Ok, since no one is going to do it, I guess I will have too – just to make sure another point of view enter into the discussion. Every so often this topic comes up and it is always the same – people don’t want to carry a bear can, they never see bears, its only the idiots who get bothered by bears, etc. etc. I agree it is a hassle and I appreciate the sentiment since it seem about %70 of my trips now require bear cans.
Nevertheless, someone always needs to remind people, even the sophisticated backpackers in this forum, that the regulations on bear cans are *not* about you, or whether you might loose your lunch. They are about the bears, and only about the bears. If you haven’t seen or been bothered by raiding bears in the last few decades perhaps you should thank several decade of enforcement of the bear can rule. We don’t want to go back to the early seventies when there was an orders of magnitude more trouble, at least in the worst places like Yosemite. The fact is that research has shown that Bears are very smart, and the kind of high cal food that we carry is like bear heroin. It usually only takes one experience of getting a taste of it, and its association with humans, to turn a bear into a raider for life. Unfortunately relocating such bears is very expensive, and often is futile ending up with the bears having to be put down.
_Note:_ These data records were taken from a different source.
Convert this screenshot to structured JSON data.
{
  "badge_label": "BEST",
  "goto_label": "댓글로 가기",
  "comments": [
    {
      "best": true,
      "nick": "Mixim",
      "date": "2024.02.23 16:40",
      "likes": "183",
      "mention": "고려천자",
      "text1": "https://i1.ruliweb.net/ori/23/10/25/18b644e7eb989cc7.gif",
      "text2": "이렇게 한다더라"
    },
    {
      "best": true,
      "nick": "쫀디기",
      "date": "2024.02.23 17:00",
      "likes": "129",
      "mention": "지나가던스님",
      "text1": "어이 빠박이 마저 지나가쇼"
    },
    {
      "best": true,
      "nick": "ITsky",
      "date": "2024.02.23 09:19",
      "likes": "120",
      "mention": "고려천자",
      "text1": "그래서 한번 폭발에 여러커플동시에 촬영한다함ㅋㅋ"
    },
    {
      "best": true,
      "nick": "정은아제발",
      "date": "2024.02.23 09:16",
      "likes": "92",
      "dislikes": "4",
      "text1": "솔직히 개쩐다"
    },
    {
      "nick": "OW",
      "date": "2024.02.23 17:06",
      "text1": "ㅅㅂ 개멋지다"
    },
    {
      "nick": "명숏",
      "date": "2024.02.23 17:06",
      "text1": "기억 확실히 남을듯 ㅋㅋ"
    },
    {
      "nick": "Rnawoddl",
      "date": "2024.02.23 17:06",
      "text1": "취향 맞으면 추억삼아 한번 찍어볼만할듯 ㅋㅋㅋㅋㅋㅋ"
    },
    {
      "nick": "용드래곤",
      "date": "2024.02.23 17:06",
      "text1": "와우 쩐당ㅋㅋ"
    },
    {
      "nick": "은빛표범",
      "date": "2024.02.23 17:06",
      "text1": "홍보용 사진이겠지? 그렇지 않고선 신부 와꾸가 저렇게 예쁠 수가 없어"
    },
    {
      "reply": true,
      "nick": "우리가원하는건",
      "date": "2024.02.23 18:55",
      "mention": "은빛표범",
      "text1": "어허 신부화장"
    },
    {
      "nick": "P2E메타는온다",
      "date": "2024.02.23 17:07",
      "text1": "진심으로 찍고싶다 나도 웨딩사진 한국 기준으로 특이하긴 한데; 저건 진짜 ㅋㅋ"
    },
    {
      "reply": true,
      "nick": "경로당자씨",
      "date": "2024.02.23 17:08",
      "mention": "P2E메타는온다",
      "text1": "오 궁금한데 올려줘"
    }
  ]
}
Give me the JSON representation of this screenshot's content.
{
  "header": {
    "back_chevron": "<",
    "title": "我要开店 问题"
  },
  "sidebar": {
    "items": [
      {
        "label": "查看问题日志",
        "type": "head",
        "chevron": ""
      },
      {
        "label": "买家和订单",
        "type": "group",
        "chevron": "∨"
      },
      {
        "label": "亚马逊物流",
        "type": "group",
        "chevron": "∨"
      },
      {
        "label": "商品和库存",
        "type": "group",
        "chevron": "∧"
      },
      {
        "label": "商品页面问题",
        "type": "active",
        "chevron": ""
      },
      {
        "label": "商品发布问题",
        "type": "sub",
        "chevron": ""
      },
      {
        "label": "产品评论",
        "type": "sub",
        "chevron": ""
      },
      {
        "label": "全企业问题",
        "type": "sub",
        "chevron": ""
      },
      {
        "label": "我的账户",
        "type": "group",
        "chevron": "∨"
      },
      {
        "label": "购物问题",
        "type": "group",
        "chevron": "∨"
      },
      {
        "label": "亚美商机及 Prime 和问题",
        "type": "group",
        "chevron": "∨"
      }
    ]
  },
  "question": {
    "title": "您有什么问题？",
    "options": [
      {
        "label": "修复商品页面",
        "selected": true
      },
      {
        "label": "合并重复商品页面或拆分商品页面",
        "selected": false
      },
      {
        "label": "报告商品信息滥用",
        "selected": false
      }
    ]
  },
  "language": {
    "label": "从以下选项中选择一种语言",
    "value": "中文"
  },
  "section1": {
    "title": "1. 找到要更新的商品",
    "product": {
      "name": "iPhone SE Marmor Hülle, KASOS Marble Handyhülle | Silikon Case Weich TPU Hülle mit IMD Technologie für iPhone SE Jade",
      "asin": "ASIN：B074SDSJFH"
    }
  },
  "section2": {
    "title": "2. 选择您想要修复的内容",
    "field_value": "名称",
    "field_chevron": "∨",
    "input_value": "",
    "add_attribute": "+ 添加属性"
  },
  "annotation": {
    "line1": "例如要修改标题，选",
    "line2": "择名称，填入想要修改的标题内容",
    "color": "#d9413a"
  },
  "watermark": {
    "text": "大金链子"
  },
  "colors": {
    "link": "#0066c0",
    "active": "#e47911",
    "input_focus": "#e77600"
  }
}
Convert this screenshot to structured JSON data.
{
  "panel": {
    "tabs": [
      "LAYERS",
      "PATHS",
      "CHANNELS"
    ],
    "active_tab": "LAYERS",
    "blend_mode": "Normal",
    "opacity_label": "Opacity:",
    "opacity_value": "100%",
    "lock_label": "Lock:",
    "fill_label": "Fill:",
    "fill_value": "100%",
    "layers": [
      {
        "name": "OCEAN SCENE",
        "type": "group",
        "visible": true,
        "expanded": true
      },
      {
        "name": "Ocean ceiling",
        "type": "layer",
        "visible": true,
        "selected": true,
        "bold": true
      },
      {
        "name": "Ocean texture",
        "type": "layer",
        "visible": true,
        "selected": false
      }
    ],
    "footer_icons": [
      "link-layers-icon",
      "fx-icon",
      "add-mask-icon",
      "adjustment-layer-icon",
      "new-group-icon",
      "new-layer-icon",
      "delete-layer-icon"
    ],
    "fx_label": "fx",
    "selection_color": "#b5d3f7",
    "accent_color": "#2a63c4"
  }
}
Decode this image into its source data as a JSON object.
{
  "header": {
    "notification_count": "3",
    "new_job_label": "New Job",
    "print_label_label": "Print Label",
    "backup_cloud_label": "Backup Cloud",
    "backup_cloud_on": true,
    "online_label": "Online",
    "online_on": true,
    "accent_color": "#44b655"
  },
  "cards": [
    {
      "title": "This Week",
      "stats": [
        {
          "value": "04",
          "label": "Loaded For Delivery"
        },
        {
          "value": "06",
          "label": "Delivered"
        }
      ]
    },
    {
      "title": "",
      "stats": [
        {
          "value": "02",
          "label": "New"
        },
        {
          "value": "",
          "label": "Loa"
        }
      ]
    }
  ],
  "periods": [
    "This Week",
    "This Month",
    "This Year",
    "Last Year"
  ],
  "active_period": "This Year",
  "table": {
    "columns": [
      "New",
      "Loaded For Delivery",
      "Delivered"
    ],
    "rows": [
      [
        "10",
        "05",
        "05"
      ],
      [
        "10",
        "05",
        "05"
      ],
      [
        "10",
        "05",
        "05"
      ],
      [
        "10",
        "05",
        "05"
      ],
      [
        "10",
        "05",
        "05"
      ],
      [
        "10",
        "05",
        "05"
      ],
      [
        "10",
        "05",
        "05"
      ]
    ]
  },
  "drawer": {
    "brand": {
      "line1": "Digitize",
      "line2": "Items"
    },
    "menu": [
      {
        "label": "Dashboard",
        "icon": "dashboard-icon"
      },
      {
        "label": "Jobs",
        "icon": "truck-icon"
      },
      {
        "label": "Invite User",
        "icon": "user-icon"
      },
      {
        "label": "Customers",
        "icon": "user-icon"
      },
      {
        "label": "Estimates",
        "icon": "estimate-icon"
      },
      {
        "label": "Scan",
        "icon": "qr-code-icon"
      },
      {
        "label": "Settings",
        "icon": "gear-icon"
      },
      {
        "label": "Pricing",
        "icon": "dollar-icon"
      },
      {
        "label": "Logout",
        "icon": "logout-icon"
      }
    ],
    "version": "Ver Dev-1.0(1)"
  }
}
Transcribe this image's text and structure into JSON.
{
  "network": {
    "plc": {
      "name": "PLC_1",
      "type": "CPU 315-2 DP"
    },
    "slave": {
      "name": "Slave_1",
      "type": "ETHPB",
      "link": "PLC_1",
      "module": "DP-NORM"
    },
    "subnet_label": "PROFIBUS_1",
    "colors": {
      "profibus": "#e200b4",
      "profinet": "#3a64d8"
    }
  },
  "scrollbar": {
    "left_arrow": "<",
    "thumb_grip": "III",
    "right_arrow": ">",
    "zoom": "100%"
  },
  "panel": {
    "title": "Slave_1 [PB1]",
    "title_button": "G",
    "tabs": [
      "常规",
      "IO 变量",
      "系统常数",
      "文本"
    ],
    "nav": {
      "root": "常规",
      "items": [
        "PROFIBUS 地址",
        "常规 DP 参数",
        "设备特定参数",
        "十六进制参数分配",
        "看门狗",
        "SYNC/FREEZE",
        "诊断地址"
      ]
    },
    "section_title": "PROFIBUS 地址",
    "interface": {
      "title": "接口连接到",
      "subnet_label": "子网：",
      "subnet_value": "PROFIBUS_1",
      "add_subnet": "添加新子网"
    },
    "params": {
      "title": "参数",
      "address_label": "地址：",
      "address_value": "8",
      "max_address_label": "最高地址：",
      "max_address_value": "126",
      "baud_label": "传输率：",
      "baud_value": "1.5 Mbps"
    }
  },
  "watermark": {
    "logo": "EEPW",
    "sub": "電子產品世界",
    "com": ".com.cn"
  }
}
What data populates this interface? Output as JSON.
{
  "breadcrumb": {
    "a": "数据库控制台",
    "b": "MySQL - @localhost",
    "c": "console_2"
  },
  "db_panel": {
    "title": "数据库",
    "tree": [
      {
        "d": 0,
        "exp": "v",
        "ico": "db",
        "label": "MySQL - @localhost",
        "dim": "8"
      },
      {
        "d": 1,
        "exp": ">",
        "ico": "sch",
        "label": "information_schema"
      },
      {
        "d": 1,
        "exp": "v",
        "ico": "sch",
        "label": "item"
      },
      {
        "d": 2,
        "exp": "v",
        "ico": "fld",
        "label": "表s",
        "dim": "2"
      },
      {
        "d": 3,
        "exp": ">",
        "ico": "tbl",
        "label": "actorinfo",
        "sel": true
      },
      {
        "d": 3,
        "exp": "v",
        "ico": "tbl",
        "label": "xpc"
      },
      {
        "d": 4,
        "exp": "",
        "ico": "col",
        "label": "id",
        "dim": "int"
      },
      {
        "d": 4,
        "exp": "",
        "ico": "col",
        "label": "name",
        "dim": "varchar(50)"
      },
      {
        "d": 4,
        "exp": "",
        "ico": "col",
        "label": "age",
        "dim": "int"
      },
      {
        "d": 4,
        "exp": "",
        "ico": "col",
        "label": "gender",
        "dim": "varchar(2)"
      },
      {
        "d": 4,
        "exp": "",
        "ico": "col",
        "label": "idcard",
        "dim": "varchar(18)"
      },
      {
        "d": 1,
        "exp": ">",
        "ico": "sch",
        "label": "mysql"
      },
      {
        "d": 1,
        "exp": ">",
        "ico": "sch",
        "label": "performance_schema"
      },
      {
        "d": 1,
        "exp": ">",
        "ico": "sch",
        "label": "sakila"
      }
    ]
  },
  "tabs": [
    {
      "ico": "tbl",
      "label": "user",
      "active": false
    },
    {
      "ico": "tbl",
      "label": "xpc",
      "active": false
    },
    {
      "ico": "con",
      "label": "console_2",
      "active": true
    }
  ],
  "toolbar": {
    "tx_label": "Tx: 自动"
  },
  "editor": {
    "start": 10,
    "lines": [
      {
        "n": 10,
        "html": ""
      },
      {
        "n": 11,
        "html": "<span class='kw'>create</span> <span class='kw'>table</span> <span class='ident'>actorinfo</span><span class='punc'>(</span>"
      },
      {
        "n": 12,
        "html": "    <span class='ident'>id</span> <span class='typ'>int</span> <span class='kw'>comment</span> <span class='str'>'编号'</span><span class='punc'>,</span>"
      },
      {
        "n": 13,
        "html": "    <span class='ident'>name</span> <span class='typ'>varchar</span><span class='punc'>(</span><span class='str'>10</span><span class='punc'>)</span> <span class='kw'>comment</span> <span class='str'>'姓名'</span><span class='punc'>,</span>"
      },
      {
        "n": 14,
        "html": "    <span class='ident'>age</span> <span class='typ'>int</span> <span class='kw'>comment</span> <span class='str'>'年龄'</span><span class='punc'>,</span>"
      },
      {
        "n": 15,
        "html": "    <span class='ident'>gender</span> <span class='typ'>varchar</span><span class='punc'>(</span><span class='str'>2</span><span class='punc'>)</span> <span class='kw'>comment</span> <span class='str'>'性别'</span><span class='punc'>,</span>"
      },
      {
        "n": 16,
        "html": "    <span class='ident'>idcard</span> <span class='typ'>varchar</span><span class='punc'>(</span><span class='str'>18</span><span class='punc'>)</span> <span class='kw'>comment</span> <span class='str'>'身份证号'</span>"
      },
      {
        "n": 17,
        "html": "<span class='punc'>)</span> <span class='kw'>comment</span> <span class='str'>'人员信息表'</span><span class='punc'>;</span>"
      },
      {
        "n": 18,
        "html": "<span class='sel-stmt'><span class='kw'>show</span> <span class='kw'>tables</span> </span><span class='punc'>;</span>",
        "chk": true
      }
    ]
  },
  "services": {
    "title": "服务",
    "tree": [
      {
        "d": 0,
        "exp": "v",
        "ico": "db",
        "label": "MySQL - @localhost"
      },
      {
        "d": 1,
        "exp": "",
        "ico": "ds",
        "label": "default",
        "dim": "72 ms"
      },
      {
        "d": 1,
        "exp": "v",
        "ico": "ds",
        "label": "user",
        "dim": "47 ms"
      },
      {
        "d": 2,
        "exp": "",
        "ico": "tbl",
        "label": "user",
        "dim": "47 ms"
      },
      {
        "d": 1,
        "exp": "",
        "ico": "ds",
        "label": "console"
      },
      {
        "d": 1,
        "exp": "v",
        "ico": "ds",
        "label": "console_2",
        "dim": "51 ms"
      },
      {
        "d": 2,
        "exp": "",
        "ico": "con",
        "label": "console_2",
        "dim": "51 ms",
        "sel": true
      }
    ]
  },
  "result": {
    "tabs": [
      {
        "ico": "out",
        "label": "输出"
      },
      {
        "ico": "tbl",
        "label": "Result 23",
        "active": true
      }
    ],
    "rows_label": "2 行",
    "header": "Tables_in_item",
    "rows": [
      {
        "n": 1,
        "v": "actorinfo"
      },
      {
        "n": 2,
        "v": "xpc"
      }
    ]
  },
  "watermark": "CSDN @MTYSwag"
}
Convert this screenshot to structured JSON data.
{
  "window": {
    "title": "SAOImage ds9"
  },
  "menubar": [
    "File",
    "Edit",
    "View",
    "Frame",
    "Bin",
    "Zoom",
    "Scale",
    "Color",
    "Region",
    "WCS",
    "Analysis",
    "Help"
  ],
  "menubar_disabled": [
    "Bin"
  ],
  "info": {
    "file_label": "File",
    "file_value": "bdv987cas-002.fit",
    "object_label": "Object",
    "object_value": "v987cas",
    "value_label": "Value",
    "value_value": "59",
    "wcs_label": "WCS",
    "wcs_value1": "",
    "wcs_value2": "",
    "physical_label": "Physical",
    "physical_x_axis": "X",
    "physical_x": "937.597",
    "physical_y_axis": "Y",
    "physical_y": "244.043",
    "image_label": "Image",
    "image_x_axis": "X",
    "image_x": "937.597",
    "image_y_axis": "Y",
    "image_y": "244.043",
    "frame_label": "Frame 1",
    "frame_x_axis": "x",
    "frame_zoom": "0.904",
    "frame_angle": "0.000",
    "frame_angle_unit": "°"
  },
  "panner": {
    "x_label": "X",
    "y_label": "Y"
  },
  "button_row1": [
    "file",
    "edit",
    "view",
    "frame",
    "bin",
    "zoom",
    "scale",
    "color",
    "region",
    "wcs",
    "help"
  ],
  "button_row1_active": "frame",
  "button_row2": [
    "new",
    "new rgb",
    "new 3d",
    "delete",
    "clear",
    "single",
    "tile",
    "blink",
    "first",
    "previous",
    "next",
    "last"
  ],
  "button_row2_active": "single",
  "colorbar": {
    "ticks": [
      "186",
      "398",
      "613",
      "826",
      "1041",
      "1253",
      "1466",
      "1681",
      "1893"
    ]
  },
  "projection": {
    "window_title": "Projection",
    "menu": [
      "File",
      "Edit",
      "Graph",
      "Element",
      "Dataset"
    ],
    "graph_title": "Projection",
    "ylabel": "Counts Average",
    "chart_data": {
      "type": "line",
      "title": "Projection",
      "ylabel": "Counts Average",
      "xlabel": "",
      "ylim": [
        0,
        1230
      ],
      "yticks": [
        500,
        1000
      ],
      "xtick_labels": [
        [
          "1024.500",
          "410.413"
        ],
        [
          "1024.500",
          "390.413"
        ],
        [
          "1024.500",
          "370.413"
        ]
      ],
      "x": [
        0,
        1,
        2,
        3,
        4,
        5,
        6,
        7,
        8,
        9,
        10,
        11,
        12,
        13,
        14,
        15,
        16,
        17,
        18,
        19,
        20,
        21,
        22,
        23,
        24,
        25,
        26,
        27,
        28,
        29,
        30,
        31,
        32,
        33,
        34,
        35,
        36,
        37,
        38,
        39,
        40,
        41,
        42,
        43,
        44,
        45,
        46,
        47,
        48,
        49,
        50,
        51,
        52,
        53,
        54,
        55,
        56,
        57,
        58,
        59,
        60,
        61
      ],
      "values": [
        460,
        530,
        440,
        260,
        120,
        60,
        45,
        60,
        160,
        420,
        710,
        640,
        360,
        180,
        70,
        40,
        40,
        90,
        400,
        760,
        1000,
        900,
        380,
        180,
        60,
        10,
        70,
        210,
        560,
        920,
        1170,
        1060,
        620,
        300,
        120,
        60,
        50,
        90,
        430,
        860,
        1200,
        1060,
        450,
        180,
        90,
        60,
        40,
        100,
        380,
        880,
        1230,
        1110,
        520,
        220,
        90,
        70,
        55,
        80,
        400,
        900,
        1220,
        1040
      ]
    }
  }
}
I’m guessing (but don’t know) that the reason why Ursacks are not yet acceptable is that after the bear has chewed on the bag for half an hour he may get at least a little taste of something leaking out. You will not loose your lunch, but for the bear it will not matter. It would be just as bad for the bear as feeding it. It’s not about protecting you or your food, its about protecting the bears from making *any* association between humans and food whatsoever, and all that that implies.
So IMHO these kinds of discussion usually make the mistake of dealing with the statistics in the wrong way. First, the fact that you don’t see any bears may have a lot to do with the long term education of backpackers and other visitors and the enforcement of the regulations. Second, it only has to happen once for a bear to end up a problem, and possibly dead. If carrying a 2.5 lbs can it what it takes to protect the life on a single bear, then I say do it. And even if respecting the regulation only has symbolic value but helps support the general climate of concern for the bears then I say do it. Its not about you, its about the bears.